"Its role in pathogenicity has been analyzed using a variety of in vivo and ex vivo infection models (Pancholi and Fischetti, 1998; Pancholi and Chhatwal, 2003; Bergmann et al., 2005, 2013; Agarwal et al., 2012). In addition, many moonlighting proteins have been characterized as adhesive molecules mediating streptococcal binding to proteins of the extracellular matrix (ECM) like fibronectin (Table 1) (Pancholi and Fischetti, 1992; Seifert et al., 2003; Bergmann and Hammerschmidt, 2006; Esgleas et al., 2008; Paterson and Orihuela, 2010; Bernardo-Garcia et al., 2011; Voss et al., 2012). This interaction promotes the contact of the bacteria with epithelial and endothelial cell surfaces (Esgleas et al., 2008) and contributes to bacterial colonization of host niches. "
[Show abstract][Hide abstract] ABSTRACT: The ability to take advantage of plasminogen and its activated form plasmin is a common mechanism used by commensal as well as pathogenic bacteria in interaction with their respective host. Hence, a huge variety of plasminogen binding proteins and activation mechanisms exist. This review solely focuses on the genus Streptococcus and, in particular, on the so-called non-activating plasminogen binding proteins. Based on structural and functional differences, as well as on their mode of surface linkaging, three groups can be assigned: M-(like) proteins, surface displayed cytoplasmatic proteins with enzymatic activities ("moonlighting proteins") and other surface proteins. Here, the plasminogen binding sites and the interaction mechanisms are compared. Recent findings on the functional consequences of these interactions on tissue degradation and immune evasion are summarized.

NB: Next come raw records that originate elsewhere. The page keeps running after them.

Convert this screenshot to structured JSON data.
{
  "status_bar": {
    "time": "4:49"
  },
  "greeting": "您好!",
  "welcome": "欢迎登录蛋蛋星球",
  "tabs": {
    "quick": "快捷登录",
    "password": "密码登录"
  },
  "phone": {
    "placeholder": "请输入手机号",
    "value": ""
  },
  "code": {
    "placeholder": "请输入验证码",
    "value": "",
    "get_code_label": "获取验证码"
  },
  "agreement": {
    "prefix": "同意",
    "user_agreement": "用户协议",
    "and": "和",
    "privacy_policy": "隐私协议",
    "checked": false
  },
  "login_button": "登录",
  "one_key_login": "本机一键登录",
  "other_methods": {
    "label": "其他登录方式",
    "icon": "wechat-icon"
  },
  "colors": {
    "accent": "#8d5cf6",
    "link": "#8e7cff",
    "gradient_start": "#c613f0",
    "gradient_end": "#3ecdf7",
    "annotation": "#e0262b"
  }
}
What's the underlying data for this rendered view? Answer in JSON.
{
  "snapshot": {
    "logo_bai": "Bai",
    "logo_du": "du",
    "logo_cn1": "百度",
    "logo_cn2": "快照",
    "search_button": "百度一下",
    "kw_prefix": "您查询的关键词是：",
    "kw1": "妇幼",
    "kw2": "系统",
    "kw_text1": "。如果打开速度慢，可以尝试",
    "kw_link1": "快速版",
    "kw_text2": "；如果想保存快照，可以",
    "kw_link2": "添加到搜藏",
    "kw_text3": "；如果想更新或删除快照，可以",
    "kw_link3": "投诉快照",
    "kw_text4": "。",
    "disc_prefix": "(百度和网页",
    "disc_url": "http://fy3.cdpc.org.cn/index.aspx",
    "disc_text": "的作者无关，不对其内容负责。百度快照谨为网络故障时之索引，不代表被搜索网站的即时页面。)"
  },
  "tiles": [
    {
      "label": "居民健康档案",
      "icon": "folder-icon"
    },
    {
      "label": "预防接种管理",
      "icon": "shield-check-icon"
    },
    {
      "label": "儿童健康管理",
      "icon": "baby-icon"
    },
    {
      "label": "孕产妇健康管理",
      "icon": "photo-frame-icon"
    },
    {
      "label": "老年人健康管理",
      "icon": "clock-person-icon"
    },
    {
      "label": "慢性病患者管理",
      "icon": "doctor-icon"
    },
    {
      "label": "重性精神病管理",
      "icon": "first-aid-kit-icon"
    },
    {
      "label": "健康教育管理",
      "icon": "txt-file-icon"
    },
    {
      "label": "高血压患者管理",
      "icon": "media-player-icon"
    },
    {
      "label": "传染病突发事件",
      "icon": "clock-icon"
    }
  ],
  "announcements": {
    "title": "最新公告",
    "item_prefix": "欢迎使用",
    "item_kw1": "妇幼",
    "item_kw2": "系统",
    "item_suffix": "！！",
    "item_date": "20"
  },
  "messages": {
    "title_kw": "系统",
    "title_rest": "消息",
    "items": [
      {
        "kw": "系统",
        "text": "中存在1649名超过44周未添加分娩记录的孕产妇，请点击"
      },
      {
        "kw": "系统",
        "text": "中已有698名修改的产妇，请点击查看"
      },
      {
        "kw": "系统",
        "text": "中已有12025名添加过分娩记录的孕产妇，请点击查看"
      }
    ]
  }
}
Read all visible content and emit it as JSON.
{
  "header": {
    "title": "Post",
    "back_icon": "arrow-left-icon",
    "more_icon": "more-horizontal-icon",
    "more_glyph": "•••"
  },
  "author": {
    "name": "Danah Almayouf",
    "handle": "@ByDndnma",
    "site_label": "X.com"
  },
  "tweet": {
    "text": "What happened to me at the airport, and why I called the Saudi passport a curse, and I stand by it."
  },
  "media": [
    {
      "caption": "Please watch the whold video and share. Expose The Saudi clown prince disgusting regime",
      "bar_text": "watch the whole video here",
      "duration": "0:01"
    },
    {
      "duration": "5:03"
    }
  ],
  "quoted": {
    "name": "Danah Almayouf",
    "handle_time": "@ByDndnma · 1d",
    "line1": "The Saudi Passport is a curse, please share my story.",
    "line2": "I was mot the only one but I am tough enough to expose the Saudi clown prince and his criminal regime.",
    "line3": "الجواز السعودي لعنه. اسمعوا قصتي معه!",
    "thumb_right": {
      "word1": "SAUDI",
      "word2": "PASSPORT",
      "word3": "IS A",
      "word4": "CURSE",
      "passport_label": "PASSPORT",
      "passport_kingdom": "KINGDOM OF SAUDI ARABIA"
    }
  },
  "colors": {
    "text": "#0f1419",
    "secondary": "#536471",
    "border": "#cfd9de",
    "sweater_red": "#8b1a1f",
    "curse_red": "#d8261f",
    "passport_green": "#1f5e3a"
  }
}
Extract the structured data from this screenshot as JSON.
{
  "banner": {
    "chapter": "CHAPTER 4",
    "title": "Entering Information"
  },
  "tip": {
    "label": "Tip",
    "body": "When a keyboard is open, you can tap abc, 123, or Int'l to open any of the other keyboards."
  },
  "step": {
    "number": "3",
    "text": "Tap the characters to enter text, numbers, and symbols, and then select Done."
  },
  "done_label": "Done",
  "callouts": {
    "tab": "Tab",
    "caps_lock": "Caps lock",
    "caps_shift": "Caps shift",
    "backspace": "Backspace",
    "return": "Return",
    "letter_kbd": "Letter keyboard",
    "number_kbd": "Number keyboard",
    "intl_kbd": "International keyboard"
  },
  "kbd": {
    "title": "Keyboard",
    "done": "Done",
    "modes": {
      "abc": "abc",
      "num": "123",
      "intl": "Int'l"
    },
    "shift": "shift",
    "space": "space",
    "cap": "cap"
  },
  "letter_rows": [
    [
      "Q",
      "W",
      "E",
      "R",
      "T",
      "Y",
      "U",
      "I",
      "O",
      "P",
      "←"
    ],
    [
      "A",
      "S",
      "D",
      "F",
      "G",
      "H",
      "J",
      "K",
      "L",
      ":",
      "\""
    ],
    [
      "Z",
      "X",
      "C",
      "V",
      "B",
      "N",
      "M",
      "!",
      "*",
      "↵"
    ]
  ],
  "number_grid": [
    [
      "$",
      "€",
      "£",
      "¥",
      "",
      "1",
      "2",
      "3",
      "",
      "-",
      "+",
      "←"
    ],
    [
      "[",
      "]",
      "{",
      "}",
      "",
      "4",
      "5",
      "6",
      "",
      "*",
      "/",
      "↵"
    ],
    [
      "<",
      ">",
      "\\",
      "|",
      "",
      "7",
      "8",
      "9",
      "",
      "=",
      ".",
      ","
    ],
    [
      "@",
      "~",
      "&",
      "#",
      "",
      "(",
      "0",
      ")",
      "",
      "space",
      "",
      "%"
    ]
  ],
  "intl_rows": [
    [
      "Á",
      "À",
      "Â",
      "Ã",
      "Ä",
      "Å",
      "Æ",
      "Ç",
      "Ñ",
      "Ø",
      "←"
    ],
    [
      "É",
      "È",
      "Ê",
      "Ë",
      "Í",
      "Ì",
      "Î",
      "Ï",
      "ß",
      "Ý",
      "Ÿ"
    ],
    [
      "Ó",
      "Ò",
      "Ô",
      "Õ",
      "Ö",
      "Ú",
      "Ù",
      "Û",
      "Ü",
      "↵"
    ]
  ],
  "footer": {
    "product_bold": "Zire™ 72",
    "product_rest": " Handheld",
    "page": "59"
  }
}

Frontiers in Cellular and Infection Microbiology 11/2013; 3:85. DOI:10.3389/fcimb.2013.00085 · 3.72 Impact Factor
"GAPDH of S. pyogenes and S. pneumoniae binds preferentially to Lys-plasminogen and plasmin, and this interaction is mediated by the C-terminal lysine residue in GAPDH . Interestingly, it has been shown that GAPDH of group B streptococcus interacts with both Glu-and Lys-plasminogen but not plasmin . "
[Show abstract][Hide abstract] ABSTRACT: Multiple species of bacteria are able to sequester the host zymogen plasminogen to the cell surface. Once localised to the bacterial surface, plasminogen can act as a cofactor in adhesion, or, following activation to plasmin, provide a source of potent proteolytic activity. Numerous bacterial plasminogen receptors have been identified, and the mechanisms by which they interact with plasminogen are diverse. Here we provide an overview of bacterial plasminogen receptors and discuss the diverse role bacterial plasminogen acquisition plays in the relationship between bacteria and the host.
BioMed Research International 10/2012; 2012(10):272148. DOI:10.1155/2012/272148 · 2.71 Impact Factor
Data provided are for informational purposes only. Although carefully collected, accuracy cannot be guaranteed. The impact factor represents a rough estimation of the journal's impact factor and does not reflect the actual current impact factor. Publisher conditions are provided by RoMEO. Differing provisions from the publisher's actual policy or licence agreement may be applicable.